*** SOURCE DATA
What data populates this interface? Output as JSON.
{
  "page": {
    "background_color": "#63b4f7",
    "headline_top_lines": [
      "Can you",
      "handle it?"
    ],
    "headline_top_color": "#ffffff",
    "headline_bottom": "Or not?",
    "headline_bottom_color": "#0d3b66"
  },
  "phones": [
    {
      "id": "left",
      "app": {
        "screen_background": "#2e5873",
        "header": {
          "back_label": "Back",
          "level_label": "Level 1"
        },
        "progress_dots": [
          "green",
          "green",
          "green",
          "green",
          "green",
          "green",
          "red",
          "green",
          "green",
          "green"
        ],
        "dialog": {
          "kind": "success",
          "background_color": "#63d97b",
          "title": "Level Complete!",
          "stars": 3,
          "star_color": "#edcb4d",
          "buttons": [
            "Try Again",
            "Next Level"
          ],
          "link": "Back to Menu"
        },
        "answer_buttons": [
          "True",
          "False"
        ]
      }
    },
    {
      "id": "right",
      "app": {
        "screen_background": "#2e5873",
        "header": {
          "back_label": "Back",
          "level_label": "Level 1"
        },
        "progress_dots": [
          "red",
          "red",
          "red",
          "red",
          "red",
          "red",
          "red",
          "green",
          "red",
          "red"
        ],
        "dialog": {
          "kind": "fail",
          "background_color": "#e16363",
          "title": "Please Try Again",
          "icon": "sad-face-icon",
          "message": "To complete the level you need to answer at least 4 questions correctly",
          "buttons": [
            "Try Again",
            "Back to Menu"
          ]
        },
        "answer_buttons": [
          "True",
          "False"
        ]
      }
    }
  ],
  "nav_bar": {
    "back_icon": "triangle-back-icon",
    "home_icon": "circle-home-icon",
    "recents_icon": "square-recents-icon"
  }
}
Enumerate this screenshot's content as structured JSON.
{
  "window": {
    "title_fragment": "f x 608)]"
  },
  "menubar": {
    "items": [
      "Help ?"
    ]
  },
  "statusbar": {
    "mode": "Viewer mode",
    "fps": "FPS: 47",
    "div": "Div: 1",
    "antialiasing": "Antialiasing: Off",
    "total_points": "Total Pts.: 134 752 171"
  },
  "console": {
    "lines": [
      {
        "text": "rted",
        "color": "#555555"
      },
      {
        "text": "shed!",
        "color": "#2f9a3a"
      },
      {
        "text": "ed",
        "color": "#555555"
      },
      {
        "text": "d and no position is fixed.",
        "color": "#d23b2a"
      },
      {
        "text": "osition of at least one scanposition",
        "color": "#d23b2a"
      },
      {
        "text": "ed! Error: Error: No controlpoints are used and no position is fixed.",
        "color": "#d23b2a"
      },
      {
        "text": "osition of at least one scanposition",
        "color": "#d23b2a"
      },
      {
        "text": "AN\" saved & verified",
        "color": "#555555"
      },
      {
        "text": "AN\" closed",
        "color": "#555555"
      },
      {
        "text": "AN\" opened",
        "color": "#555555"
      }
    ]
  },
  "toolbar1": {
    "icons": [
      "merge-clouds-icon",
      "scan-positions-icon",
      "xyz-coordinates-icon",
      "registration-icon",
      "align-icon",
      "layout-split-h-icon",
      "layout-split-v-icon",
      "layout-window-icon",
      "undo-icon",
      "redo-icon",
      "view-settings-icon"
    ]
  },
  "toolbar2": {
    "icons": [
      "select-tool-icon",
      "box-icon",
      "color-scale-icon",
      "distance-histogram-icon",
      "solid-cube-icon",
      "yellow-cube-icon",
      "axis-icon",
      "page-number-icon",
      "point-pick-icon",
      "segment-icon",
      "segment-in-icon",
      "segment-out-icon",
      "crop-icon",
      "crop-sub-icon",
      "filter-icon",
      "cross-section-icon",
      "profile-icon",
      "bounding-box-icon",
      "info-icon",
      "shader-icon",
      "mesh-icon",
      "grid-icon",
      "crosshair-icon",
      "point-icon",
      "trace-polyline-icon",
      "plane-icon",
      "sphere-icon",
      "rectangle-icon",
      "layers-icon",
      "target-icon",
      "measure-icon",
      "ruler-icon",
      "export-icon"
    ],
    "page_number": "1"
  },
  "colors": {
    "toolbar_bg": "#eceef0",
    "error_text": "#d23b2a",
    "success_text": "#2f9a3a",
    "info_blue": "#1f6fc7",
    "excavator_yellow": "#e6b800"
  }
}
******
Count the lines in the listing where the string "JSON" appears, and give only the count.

2